Pictured: Brett Gray as Dal of the Paramount+ series Star Trek: Prodigy . Photo Cr: Nickelodeon/Paramount+ ©2021, All Rights Reserved.

I take a look at the first couple of episodes of Star Trek: Prodigy, which is, IMO, the best of the new Trek shows–which isn’t dinging Dicovery, Picard, Short Treks, or Lower Decks, it’s just that Prodigy is really that good. A delightful new entry into the Trek mythos.

An excerpt:

My favorite character, though, by far is Rok-Tahk, voiced by Rylee Alazraqui. The unsubtly named Rok is a Brikar, and she pretty much looks like the Thing from the Fantastic Four. She’s also the basis of the funniest moment in the two-part premiere episode, “Lost and Found.” The Diviner has forbidden translators in his mine, so the prisoners can’t talk to each other. When he’s sent to find Fugitive Zero, Dal finds himself paired with this giant rock creature who mostly seems to talk in growls and snarls. It isn’t until they get on board the Protostar, with its universal translator, that we discover that the big scary monster has a high squeaky voice and is, in fact, just a little girl. Rok is, at once, very sweet, very naïve, and very easy to love. She also has a temper, as we discover in the second episode, “Starstruck,” when we find out just how much she resents Gwyn for doing nothing to help the prisoners. (Gwyn, for her part, thought they were all criminals. Rok assures her that is not the case. Tellingly, the Diviner and his hench-robot Drednok refer to the miners, not as prisoners, but as “the unwanted.”)

30 day song challenge day 28

Day 28 is a song by an artist whose voice you love, and my wife is laughing at me right now because I tend toward gravelly voiced singers like Mark Knopfler and Tom Waits and Bob Dylan and Bruce Springsteen and the like. But I also loves me some a cappella, and probably my favorite a cappella group is the Canadian group the Nylons. Here’s my favorite song of theirs, “Combat Zone.”

I’ll be at Fanboy Expo in Knoxville this weekend

I will be one of the author guests at Fanboy Expo in Knoxville, Tennessee this coming weekend at the Knoxville Convention Center. I’ll be there with Bard’s Tower selling and signing books, alongside fellow word-slingers John Jackson Miller, Tony Isabella, and Jody Lynn Nye, and actor Carlos Ferro, among others, plus some nifty actors and wrestlers and voiceover actors and cosplayers and other spiffy folks.

Come by and say hi!

KRAD COVID reading #100d: Star Trek: S.C.E.: Many Splendors Part 4
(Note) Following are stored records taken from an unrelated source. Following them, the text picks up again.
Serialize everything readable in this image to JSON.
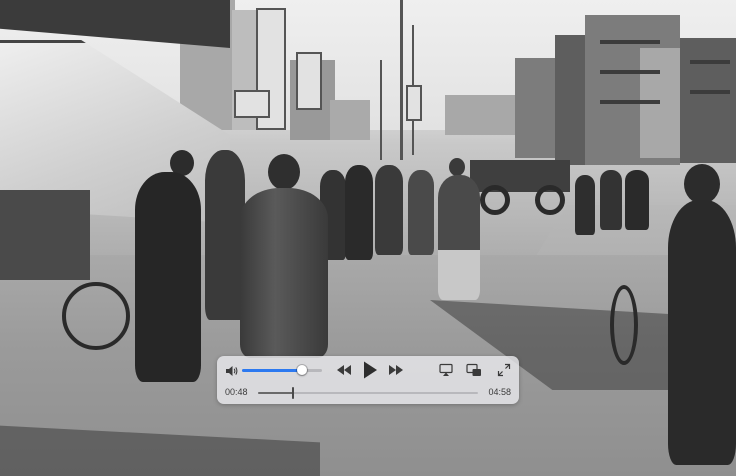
{
  "player": {
    "current_time": "00:48",
    "duration": "04:58",
    "progress": 0.161,
    "volume": 0.75,
    "state": "paused",
    "icons": {
      "volume": "speaker-volume-icon",
      "rewind": "rewind-icon",
      "play": "play-icon",
      "fast_forward": "fast-forward-icon",
      "airplay": "airplay-icon",
      "pip": "picture-in-picture-icon",
      "expand": "expand-icon"
    },
    "colors": {
      "volume_fill": "#2c79f0",
      "panel": "#e8e8eb"
    }
  }
}
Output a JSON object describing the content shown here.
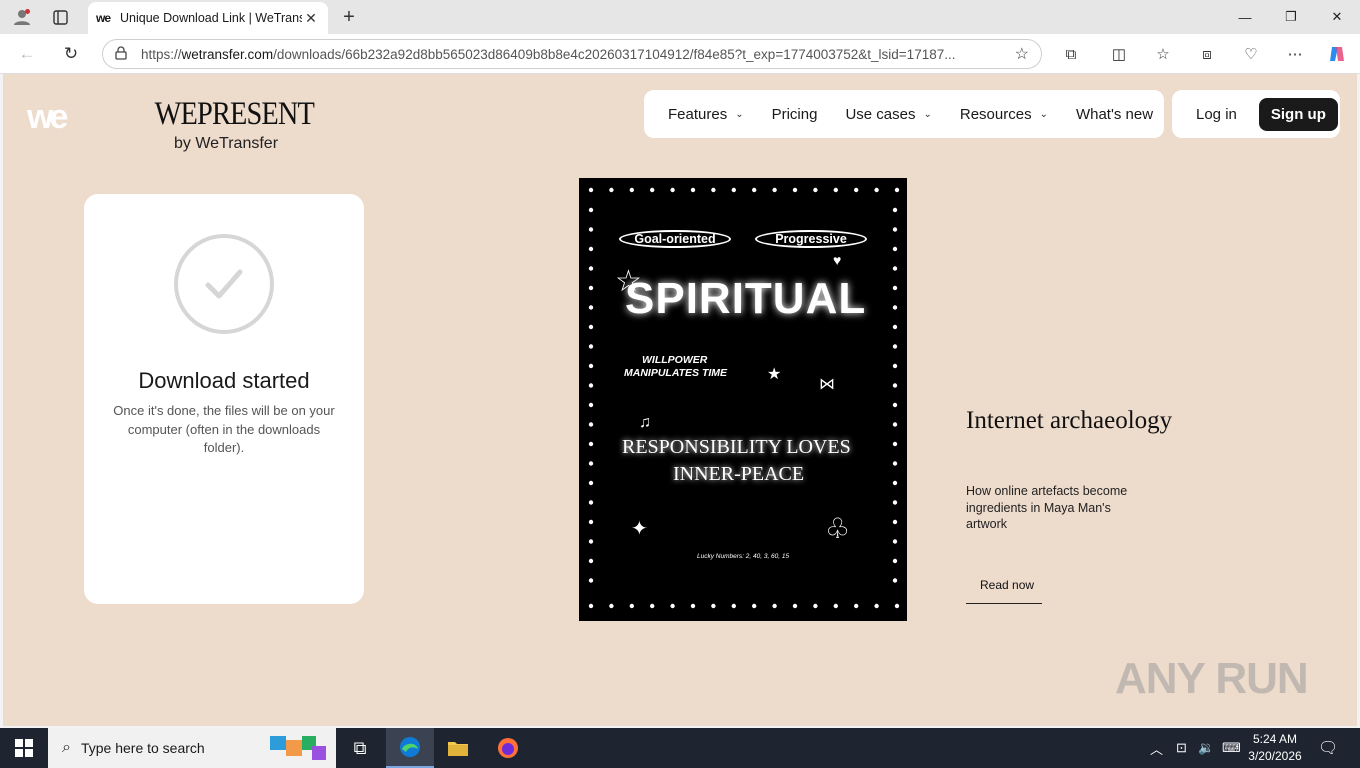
{
  "browser": {
    "tab_title": "Unique Download Link | WeTransfer",
    "tab_favicon": "we",
    "url_scheme": "https://",
    "url_host": "wetransfer.com",
    "url_path": "/downloads/66b232a92d8bb565023d86409b8b8e4c20260317104912/f84e85?t_exp=1774003752&t_lsid=17187..."
  },
  "header": {
    "logo": "we",
    "wepresent_title": "WEPRESENT",
    "wepresent_sub": "by WeTransfer",
    "nav": [
      {
        "label": "Features",
        "dropdown": true
      },
      {
        "label": "Pricing",
        "dropdown": false
      },
      {
        "label": "Use cases",
        "dropdown": true
      },
      {
        "label": "Resources",
        "dropdown": true
      },
      {
        "label": "What's new",
        "dropdown": false
      }
    ],
    "login": "Log in",
    "signup": "Sign up"
  },
  "download_card": {
    "title": "Download started",
    "text": "Once it's done, the files will be on your computer (often in the downloads folder)."
  },
  "artwork": {
    "tag_left": "Goal-oriented",
    "tag_right": "Progressive",
    "headline": "SPIRITUAL",
    "line1": "WILLPOWER",
    "line2": "MANIPULATES TIME",
    "line3": "RESPONSIBILITY LOVES",
    "line4": "INNER-PEACE",
    "lucky": "Lucky Numbers: 2, 40, 3, 60, 15"
  },
  "article": {
    "title": "Internet archaeology",
    "description": "How online artefacts become ingredients in Maya Man's artwork",
    "cta": "Read now"
  },
  "watermark": "ANY RUN",
  "taskbar": {
    "search_placeholder": "Type here to search",
    "time": "5:24 AM",
    "date": "3/20/2026"
  }
}
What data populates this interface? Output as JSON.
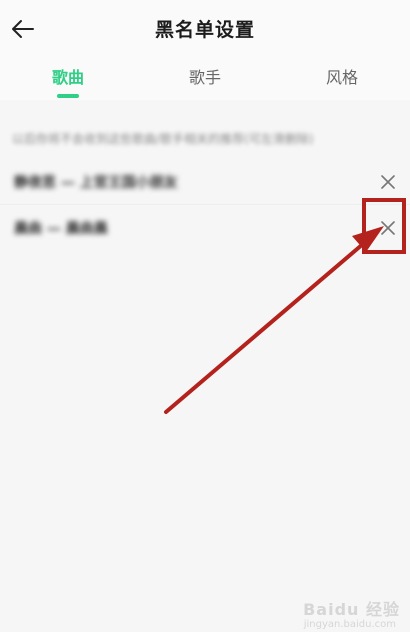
{
  "header": {
    "title": "黑名单设置",
    "back_icon": "arrow-left-icon"
  },
  "tabs": [
    {
      "label": "歌曲",
      "active": true
    },
    {
      "label": "歌手",
      "active": false
    },
    {
      "label": "风格",
      "active": false
    }
  ],
  "content": {
    "hint": "以后你将不会收到这些歌曲/歌手相关的推荐(可左滑删除)",
    "items": [
      {
        "title": "静夜思 — 上官王国小朋友"
      },
      {
        "title": "晨曲 — 晨曲晨"
      }
    ]
  },
  "annotation": {
    "arrow_color": "#b3221c"
  },
  "watermark": {
    "text": "Baidu 经验",
    "sub": "jingyan.baidu.com"
  },
  "colors": {
    "accent": "#2fcf86",
    "annotation": "#b3221c"
  }
}
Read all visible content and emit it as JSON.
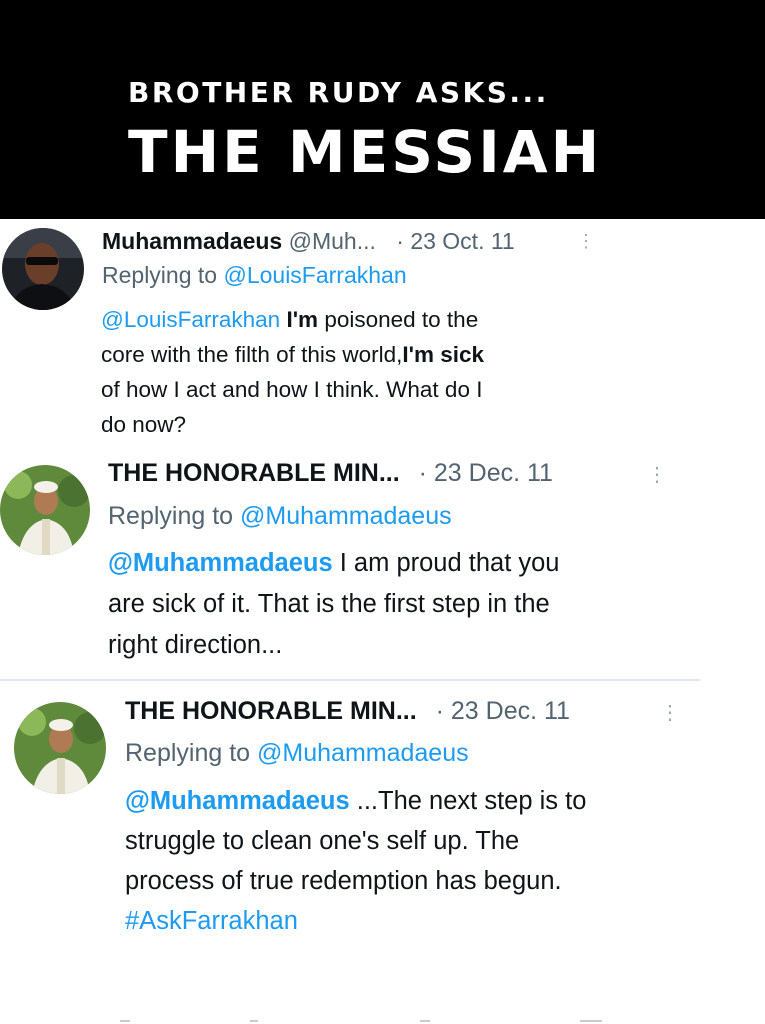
{
  "banner": {
    "subtitle": "BROTHER RUDY ASKS...",
    "title": "THE MESSIAH"
  },
  "tweets": [
    {
      "name": "Muhammadaeus",
      "handle": "@Muh...",
      "date": "· 23 Oct. 11",
      "more_icon": "more-vertical-icon",
      "reply_prefix": "Replying to",
      "reply_to": "@LouisFarrakhan",
      "body": {
        "mention": "@LouisFarrakhan",
        "l1_bold1": "I'm",
        "l1_rest": "poisoned to the",
        "l2_start": "core with the filth of this world,",
        "l2_bold": "I'm sick",
        "l3": "of how I act and how I think. What do I",
        "l4": "do now?"
      }
    },
    {
      "name": "THE HONORABLE MIN...",
      "date": "· 23 Dec. 11",
      "more_icon": "more-vertical-icon",
      "reply_prefix": "Replying to",
      "reply_to": "@Muhammadaeus",
      "body": {
        "mention": "@Muhammadaeus",
        "l1_rest": "I am proud that you",
        "l2": "are sick of it. That is the first step in the",
        "l3": "right direction..."
      }
    },
    {
      "name": "THE HONORABLE MIN...",
      "date": "· 23 Dec. 11",
      "more_icon": "more-vertical-icon",
      "reply_prefix": "Replying to",
      "reply_to": "@Muhammadaeus",
      "body": {
        "mention": "@Muhammadaeus",
        "l1_rest": "...The next step is to",
        "l2": "struggle to clean one's self up. The",
        "l3": "process of true redemption has begun.",
        "hashtag": "#AskFarrakhan"
      }
    }
  ],
  "colors": {
    "link": "#1d9bf0",
    "muted": "#536471",
    "banner": "#000000"
  }
}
For 2021, KRAD COVID readings has been covering the only short fiction I didn’t read in 2020: my novellas for the Star Trek: Starfleet Corps of Engineers series, a monthly series of eBooks that ran from 2000-2007. I’ve had a new reading every #TrekTuesday, though this will be the final one of those

This week we conclude the landmark 100th installment of the series, and also the last story in the S.C.E. cycle: Many Splendors. Part of the “What’s Past” event done to celebrate the 40th anniversary of Trek in 2006, this story chronicled the Gomez-Duffy romance on board the U.S.S. Enterprise-D, and also provides an engine-room’s-eye view of the second through fifth seasons of The Next Generation.
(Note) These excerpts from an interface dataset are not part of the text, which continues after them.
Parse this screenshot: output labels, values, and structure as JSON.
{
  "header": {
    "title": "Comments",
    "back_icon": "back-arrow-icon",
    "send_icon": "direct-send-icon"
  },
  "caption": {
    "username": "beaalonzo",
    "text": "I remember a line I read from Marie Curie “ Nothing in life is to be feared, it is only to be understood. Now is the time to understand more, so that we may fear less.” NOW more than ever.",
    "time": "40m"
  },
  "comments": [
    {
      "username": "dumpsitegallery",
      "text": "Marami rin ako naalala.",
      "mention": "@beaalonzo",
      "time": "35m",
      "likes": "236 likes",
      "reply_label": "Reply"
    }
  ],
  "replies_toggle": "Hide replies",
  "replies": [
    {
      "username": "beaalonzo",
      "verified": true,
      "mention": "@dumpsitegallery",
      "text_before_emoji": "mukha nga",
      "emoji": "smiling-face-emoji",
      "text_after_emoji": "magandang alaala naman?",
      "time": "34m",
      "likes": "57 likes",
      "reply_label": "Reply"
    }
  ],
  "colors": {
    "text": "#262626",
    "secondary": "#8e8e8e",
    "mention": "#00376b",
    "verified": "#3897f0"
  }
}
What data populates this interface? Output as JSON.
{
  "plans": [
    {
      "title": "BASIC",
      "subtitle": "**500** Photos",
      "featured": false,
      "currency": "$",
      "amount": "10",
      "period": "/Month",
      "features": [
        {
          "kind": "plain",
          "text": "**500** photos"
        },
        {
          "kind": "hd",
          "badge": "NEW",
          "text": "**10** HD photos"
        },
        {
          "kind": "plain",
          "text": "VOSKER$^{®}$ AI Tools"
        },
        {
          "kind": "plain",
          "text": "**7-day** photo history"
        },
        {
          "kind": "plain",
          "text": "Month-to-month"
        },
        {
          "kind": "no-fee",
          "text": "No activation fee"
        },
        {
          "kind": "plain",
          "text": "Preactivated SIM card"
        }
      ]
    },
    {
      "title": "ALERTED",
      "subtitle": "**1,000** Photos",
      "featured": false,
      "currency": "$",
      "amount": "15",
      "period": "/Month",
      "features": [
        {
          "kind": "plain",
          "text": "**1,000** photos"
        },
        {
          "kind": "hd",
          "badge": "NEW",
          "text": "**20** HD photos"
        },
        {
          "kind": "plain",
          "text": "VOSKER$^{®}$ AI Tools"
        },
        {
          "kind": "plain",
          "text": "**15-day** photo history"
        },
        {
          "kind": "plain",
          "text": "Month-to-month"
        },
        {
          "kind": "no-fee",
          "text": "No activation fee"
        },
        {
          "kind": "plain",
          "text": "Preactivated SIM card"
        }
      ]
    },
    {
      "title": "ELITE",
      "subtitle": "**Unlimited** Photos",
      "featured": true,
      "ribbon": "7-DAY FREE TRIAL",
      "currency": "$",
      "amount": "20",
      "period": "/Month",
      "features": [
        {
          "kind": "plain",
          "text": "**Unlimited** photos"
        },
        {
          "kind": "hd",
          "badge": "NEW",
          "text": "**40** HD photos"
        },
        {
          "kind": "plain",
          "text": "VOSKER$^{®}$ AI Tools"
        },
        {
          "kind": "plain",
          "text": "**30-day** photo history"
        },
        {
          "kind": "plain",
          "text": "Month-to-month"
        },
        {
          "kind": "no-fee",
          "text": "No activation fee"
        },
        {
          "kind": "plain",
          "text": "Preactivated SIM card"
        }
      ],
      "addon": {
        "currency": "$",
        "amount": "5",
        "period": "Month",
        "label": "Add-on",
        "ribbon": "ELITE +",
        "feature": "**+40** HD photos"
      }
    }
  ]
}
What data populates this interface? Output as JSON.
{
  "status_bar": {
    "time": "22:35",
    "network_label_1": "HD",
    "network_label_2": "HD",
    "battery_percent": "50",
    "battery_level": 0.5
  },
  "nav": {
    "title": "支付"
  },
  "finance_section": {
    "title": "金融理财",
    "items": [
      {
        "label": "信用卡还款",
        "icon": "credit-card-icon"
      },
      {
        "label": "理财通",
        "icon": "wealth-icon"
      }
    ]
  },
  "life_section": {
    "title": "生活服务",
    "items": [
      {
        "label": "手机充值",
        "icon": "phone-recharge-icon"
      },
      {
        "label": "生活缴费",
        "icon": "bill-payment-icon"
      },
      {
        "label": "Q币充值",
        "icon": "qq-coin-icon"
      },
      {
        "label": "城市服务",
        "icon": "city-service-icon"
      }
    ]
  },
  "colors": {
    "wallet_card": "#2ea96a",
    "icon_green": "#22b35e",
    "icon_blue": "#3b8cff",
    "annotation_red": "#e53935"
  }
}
In Part 4, Gomez makes a fateful decision about her career and her relationship with Duffy, even as the Enterprise is crippled by a quantum filament.

This is the last installment of KRAD COVID readings for awhile. I’ve run out of short fiction (at least for now, there are several in process), and I need a break. You can feel free to subscribe to the channel, or just check out the archives.
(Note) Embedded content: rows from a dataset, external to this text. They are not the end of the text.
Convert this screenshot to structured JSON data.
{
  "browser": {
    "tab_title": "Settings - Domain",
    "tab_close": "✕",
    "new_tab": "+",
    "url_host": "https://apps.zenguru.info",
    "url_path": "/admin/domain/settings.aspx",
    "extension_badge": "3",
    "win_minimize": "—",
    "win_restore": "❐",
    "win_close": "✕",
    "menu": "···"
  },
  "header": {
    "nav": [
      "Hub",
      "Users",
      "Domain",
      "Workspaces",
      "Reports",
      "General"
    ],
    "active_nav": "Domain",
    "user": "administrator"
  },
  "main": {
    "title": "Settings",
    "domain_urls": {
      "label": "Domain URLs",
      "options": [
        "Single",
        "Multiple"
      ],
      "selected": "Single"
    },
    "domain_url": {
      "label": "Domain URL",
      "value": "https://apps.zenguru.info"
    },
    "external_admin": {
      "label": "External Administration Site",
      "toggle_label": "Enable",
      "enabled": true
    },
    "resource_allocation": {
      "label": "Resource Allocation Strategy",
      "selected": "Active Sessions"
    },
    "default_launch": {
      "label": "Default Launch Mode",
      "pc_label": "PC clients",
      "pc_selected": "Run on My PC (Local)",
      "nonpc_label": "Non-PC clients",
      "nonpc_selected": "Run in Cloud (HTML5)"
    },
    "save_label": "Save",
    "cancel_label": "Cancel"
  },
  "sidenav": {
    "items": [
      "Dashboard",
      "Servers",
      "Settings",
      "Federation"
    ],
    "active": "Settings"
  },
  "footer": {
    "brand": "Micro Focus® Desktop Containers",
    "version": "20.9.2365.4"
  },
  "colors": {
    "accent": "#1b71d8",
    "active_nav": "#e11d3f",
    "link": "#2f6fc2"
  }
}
30 day song challenge day 24

Day 24 is a song by a band you wish were still together. Despite the fact that they couldn’t possibly still be together because 3/5 of the band is dead, I’m gonna go with The Band. One of the greatest and most influential bands, and also the folks who backed up Bob Dylan when he went electric, I wish they’d stayed fully together after their 1976 concert The Last Waltz. While four of the five members did re-form soon thereafter, they pretty much were a nostalgia act after that. Meanwhile the fifth, Robbie Robertson, has done some amazing work in his solo career, and I wonder what would have happened if they’d been able to put the personalities aside and stayed as a group. Their musical talent had improved markedly over the sixteen years they were together, and who knows how much better they might have gotten?

Anyhow, here’s one of my favorites, the version of “Stage Fright” from The Last Waltz.